INSTRUCTIONS TO FOLLOW: Below is a listing to write out in full, exactly as given, without its pictures.
Segment Open
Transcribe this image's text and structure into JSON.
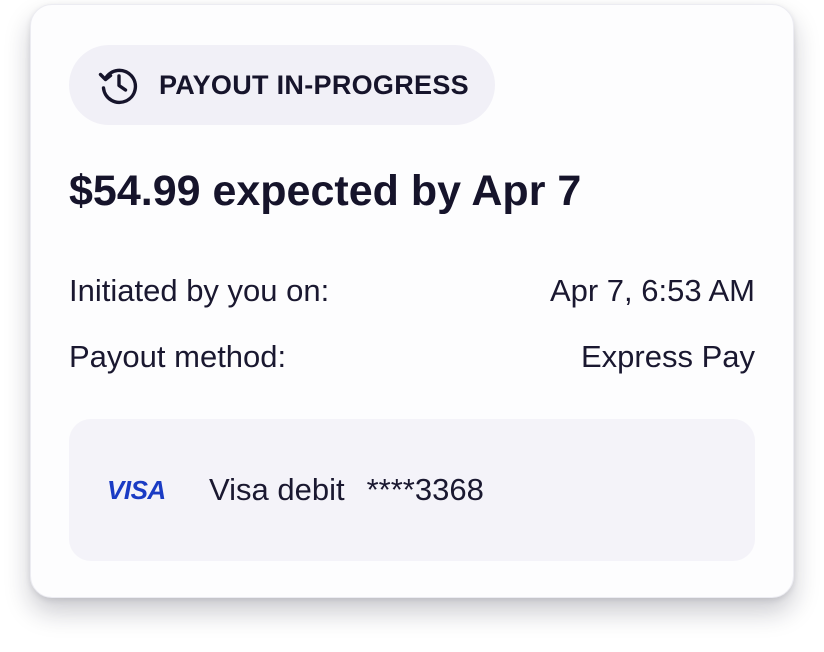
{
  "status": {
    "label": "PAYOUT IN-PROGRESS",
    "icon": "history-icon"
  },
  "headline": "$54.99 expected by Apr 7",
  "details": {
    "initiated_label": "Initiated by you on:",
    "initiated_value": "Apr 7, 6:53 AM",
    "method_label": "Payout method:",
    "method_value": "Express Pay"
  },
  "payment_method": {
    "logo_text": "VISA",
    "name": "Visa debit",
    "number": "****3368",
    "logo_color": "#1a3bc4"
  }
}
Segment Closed
RESULT FOR THIS TASK:
Transcribe this image's text and structure into JSON.
{
  "status": {
    "label": "PAYOUT IN-PROGRESS",
    "icon": "history-icon"
  },
  "headline": "$54.99 expected by Apr 7",
  "details": {
    "initiated_label": "Initiated by you on:",
    "initiated_value": "Apr 7, 6:53 AM",
    "method_label": "Payout method:",
    "method_value": "Express Pay"
  },
  "payment_method": {
    "logo_text": "VISA",
    "name": "Visa debit",
    "number": "****3368",
    "logo_color": "#1a3bc4"
  }
}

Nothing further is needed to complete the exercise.